Louisiana has moved closer to becoming the site of what will be the world’s largest manufacturing carbon capture facility.
The U.S. Energy Department in December announced it was conditionally guaranteeing up to $2 billion in federal loans to Lake Charles Methanol. The deal, which remains subject to terms, will allow for lower borrowing costs for the plant under the advanced energy program. The company still must raise $1.8 billion in equity.
The company proposes to build a novel methanol production facility in Lake Charles able to capture carbon that could be utilized for enhanced oil recovery in Texas.
If built, the project will not only be the first methanol facility to employ carbon capture technology; it will be the first petcoke-to-methanol facility in the U.S. By using petcoke as the feedstock and employing carbon capture while producing methanol, hydrogen and other industrial gases and chemical products, the facility is expected to reduce emissions of carbon dioxide that otherwise would be released into the atmosphere.
“Essentially what we’re doing is decarbonizing oil,” Lake Charles Methanol attorney Hunter Johnston told The Washington Post. “We’re lowering the carbon impact of oil, because we’re taking a part of the refinining process that would otherwise be associated with CO2 emissions and we’re capturing that to produce more oil. So there’s this huge benefit of domestic production as a result while improving the environment.”

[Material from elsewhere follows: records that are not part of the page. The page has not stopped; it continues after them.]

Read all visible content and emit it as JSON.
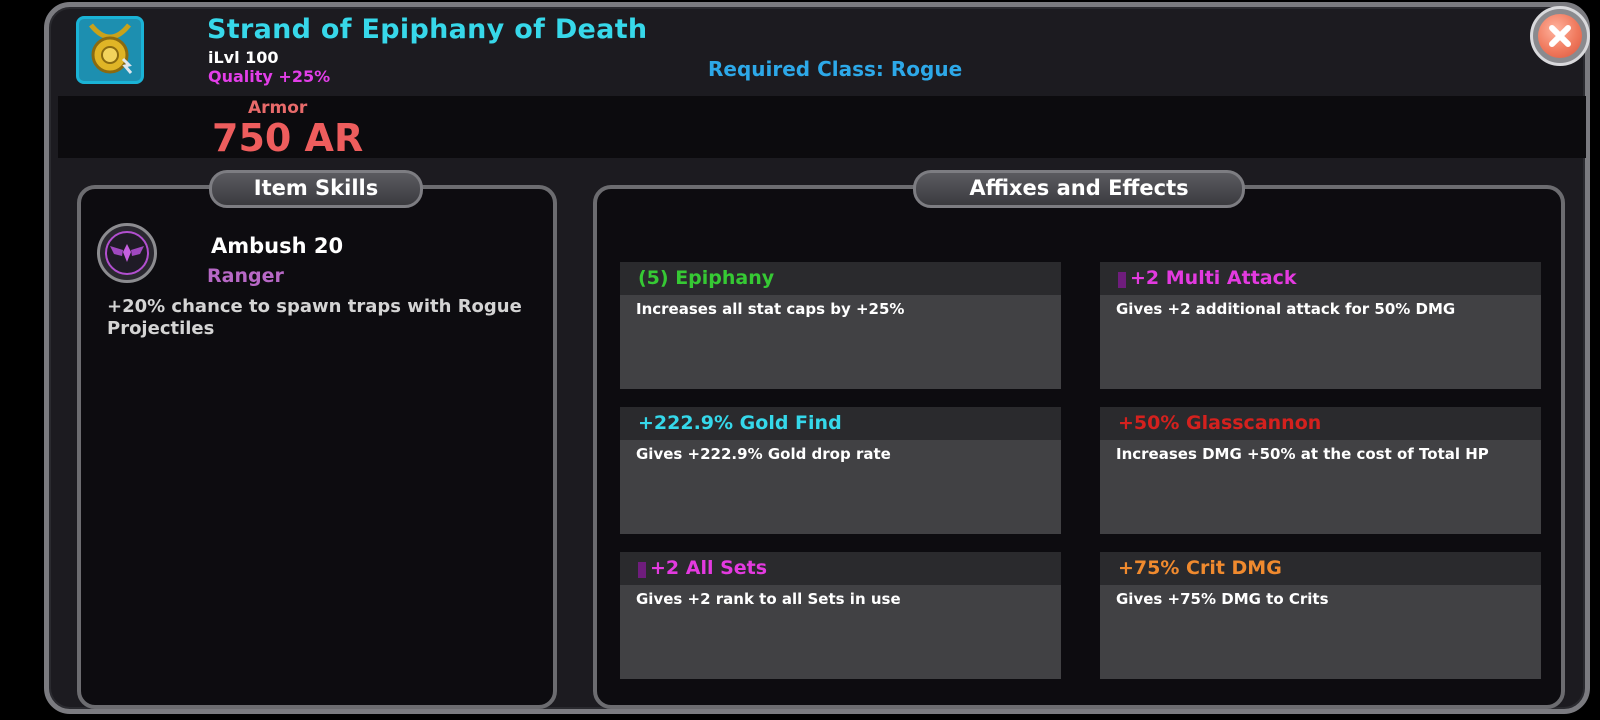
{
  "item": {
    "icon": "gold-amulet-icon",
    "name": "Strand of Epiphany of Death",
    "ilvl": "iLvl 100",
    "quality": "Quality  +25%",
    "required_class": "Required Class: Rogue",
    "armor_label": "Armor",
    "armor_value": "750 AR"
  },
  "close_icon": "close-icon",
  "item_skills": {
    "tab_label": "Item Skills",
    "skill": {
      "icon": "winged-emblem-icon",
      "name": "Ambush 20",
      "class": "Ranger",
      "description": "+20% chance to spawn traps with Rogue Projectiles"
    }
  },
  "affixes": {
    "tab_label": "Affixes and Effects",
    "items": [
      {
        "title": "(5) Epiphany",
        "color": "#36c934",
        "gem": false,
        "desc": "Increases all stat caps by +25%"
      },
      {
        "title": "+2 Multi Attack",
        "color": "#e43ae0",
        "gem": true,
        "desc": "Gives +2 additional attack for 50% DMG"
      },
      {
        "title": "+222.9% Gold Find",
        "color": "#35d8ea",
        "gem": false,
        "desc": "Gives +222.9% Gold drop rate"
      },
      {
        "title": "+50% Glasscannon",
        "color": "#d4211e",
        "gem": false,
        "desc": "Increases DMG +50% at the cost of Total HP"
      },
      {
        "title": "+2 All Sets",
        "color": "#e43ae0",
        "gem": true,
        "desc": "Gives +2 rank to all Sets in use"
      },
      {
        "title": "+75% Crit DMG",
        "color": "#f08a2e",
        "gem": false,
        "desc": "Gives +75% DMG to Crits"
      }
    ]
  }
}
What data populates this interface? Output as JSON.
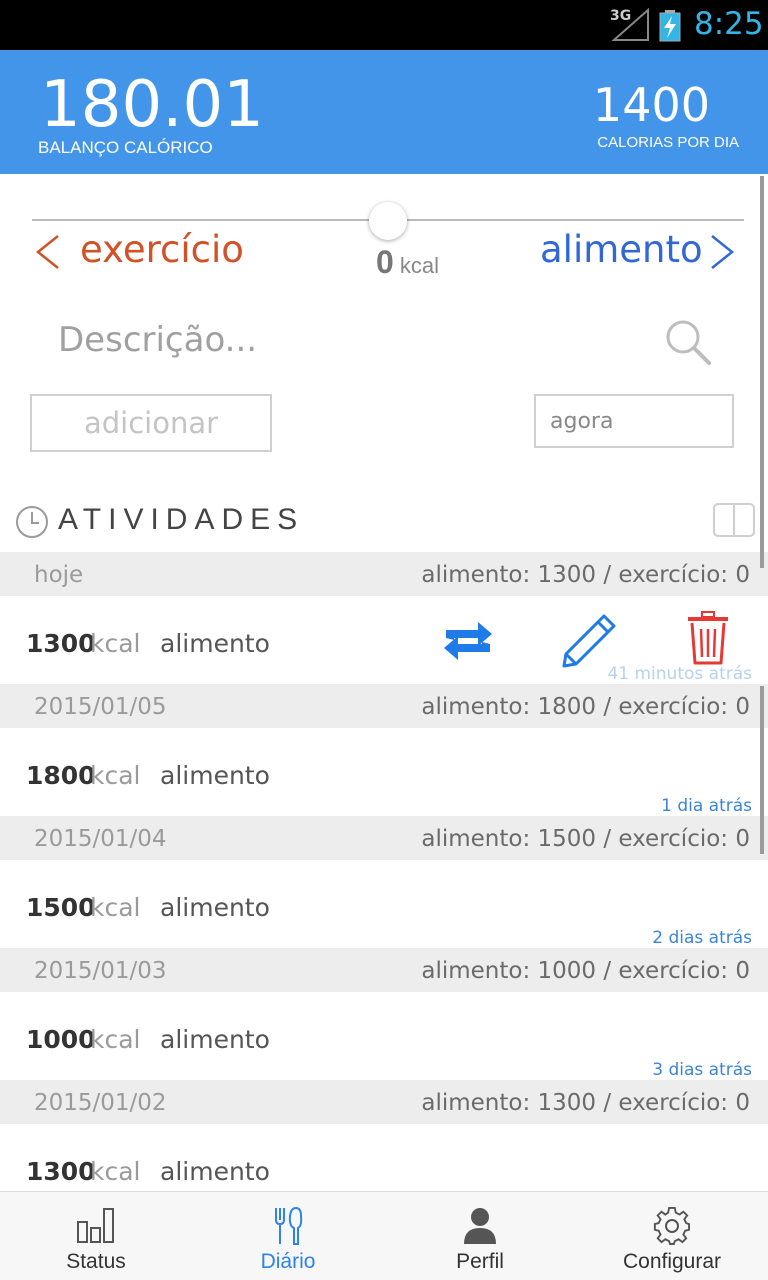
{
  "status_bar": {
    "network": "3G",
    "time": "8:25"
  },
  "header": {
    "balance_value": "180.01",
    "balance_label": "BALANÇO CALÓRICO",
    "daily_value": "1400",
    "daily_label": "CALORIAS POR DIA"
  },
  "entry_form": {
    "exercise_label": "exercício",
    "food_label": "alimento",
    "kcal_value": "0",
    "kcal_unit": "kcal",
    "slider_position": 0.5,
    "description_placeholder": "Descrição...",
    "add_button": "adicionar",
    "time_value": "agora"
  },
  "activities": {
    "title": "ATIVIDADES",
    "days": [
      {
        "date": "hoje",
        "summary": "alimento: 1300 / exercício: 0",
        "entry": {
          "value": "1300",
          "unit": "kcal",
          "type": "alimento",
          "ago": "41 minutos atrás"
        }
      },
      {
        "date": "2015/01/05",
        "summary": "alimento: 1800 / exercício: 0",
        "entry": {
          "value": "1800",
          "unit": "kcal",
          "type": "alimento",
          "ago": "1 dia atrás"
        }
      },
      {
        "date": "2015/01/04",
        "summary": "alimento: 1500 / exercício: 0",
        "entry": {
          "value": "1500",
          "unit": "kcal",
          "type": "alimento",
          "ago": "2 dias atrás"
        }
      },
      {
        "date": "2015/01/03",
        "summary": "alimento: 1000 / exercício: 0",
        "entry": {
          "value": "1000",
          "unit": "kcal",
          "type": "alimento",
          "ago": "3 dias atrás"
        }
      },
      {
        "date": "2015/01/02",
        "summary": "alimento: 1300 / exercício: 0",
        "entry": {
          "value": "1300",
          "unit": "kcal",
          "type": "alimento",
          "ago": ""
        }
      }
    ]
  },
  "bottom_nav": {
    "items": [
      {
        "label": "Status",
        "icon": "bar-chart-icon"
      },
      {
        "label": "Diário",
        "icon": "fork-knife-icon",
        "active": true
      },
      {
        "label": "Perfil",
        "icon": "person-icon"
      },
      {
        "label": "Configurar",
        "icon": "gear-icon"
      }
    ]
  },
  "colors": {
    "header": "#4395ea",
    "exercise": "#d35126",
    "food": "#3168d5",
    "accent": "#2d83ea",
    "delete": "#e53935"
  }
}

The captured carbon would be compressed for commercial pipeline transport to oilfields in Texas, resulting in sequestration of 4.2 million metric tons of carbon dioxide annually. According to the Energy Department, the project is estimated to capture 77% of carbon dioxide produced by the facility, reducing greenhouse gas emissions by 36% as compared to typical methanol facilities.
The cost of the facility is projected at $3.8 billion.

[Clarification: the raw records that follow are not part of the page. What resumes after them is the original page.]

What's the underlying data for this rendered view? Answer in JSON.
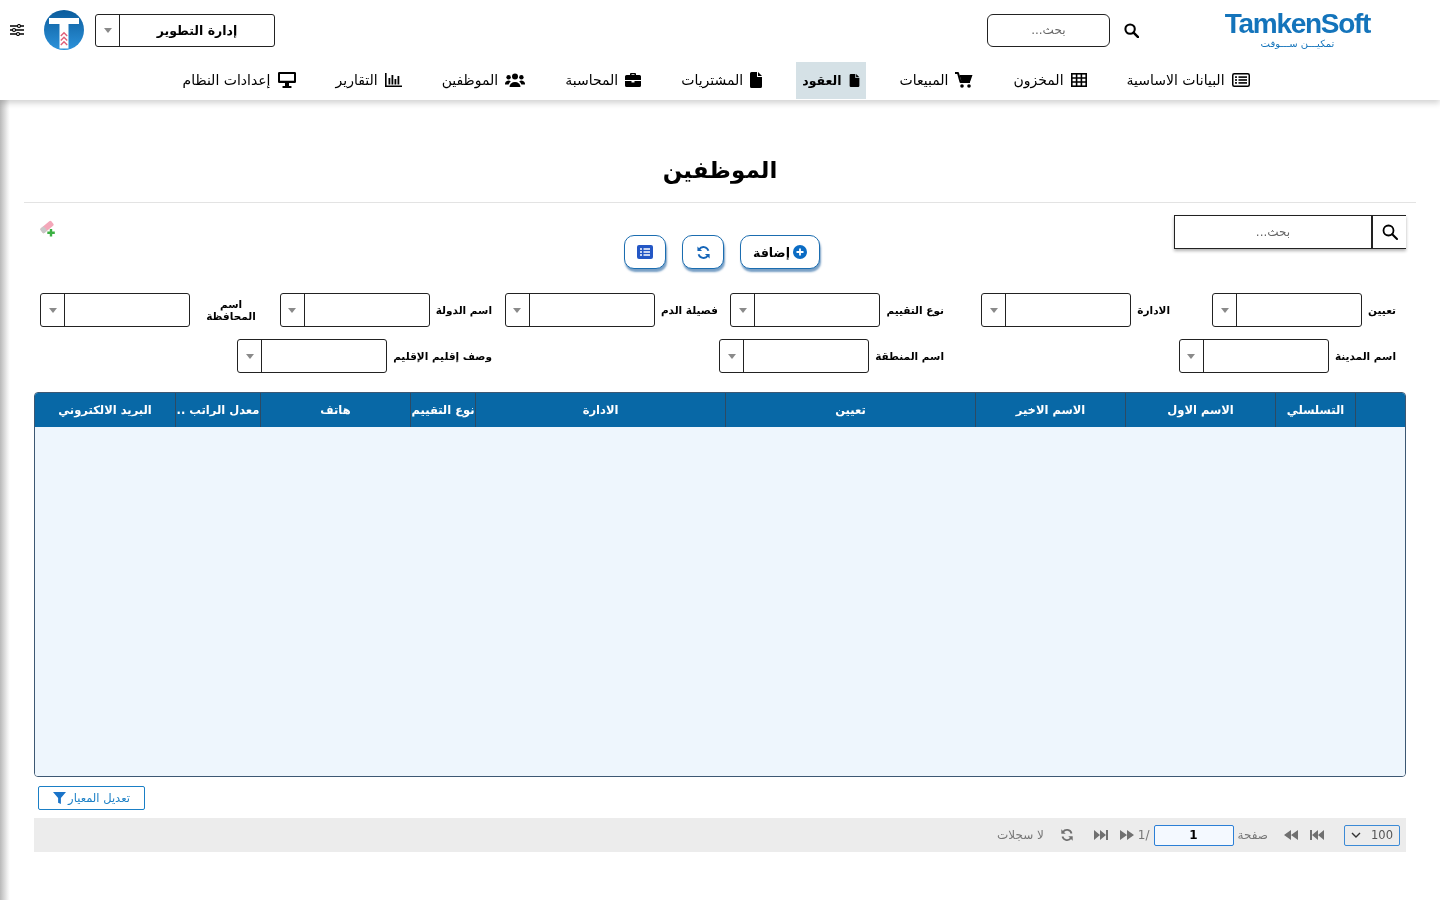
{
  "header": {
    "brand": {
      "name": "TamkenSoft",
      "tagline": "تمكيـــن ســـوفت"
    },
    "search": {
      "placeholder": "بحث..."
    },
    "department_select": {
      "value": "إدارة التطوير"
    }
  },
  "nav": [
    {
      "label": "البيانات الاساسية",
      "selected": false
    },
    {
      "label": "المخزون",
      "selected": false
    },
    {
      "label": "المبيعات",
      "selected": false
    },
    {
      "label": "العقود",
      "selected": true
    },
    {
      "label": "المشتريات",
      "selected": false
    },
    {
      "label": "المحاسبة",
      "selected": false
    },
    {
      "label": "الموظفين",
      "selected": false
    },
    {
      "label": "التقارير",
      "selected": false
    },
    {
      "label": "إعدادات النظام",
      "selected": false
    }
  ],
  "page": {
    "title": "الموظفين",
    "search": {
      "placeholder": "بحث..."
    },
    "add_button": {
      "label": "إضافة"
    }
  },
  "filter_rows": [
    {
      "fields": [
        {
          "label": "تعيين"
        },
        {
          "label": "الادارة"
        },
        {
          "label": "نوع التقييم"
        },
        {
          "label": "فصيلة الدم"
        },
        {
          "label": "اسم الدولة"
        },
        {
          "label": "اسم المحافظة"
        }
      ]
    },
    {
      "fields": [
        {
          "label": "اسم المدينة"
        },
        {
          "label": "اسم المنطقة"
        },
        {
          "label": "وصف إقليم الإقليم"
        }
      ]
    }
  ],
  "table": {
    "columns": [
      "التسلسلي",
      "الاسم الاول",
      "الاسم الاخير",
      "تعيين",
      "الادارة",
      "نوع التقييم",
      "هاتف",
      "معدل الراتب ..",
      "البريد الالكتروني"
    ]
  },
  "filter_button": {
    "label": "تعديل المعيار"
  },
  "pager": {
    "page_size": "100",
    "page_label": "صفحة",
    "page": "1",
    "page_count": "/1",
    "status": "لا سجلات"
  }
}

Leucadia Energy launched plans for the facility in 2012—initially only for petcoke production—but it was canceled two years later. Houston businessman Don Maley, a former Leucadia executive, formed Lake Charles Methanol in 2015, developing its facility on the same site as the defunct Leucadia project.

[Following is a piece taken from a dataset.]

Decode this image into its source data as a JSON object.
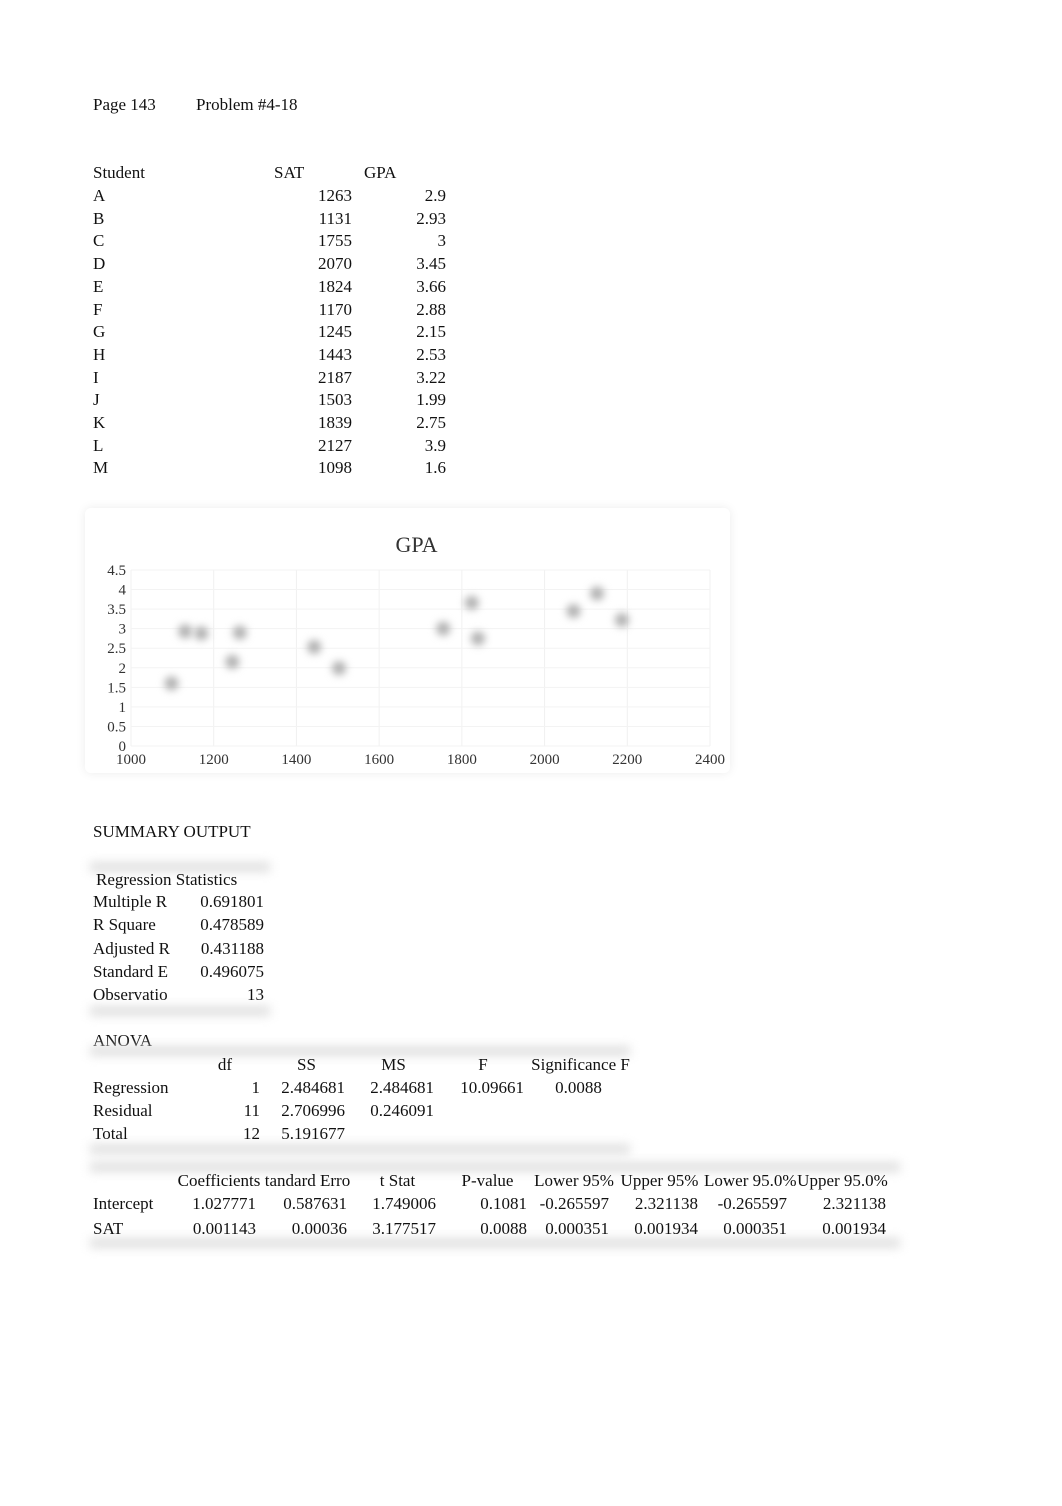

Originally published in the first quarter 2017 edition of 10/12 Industry Report.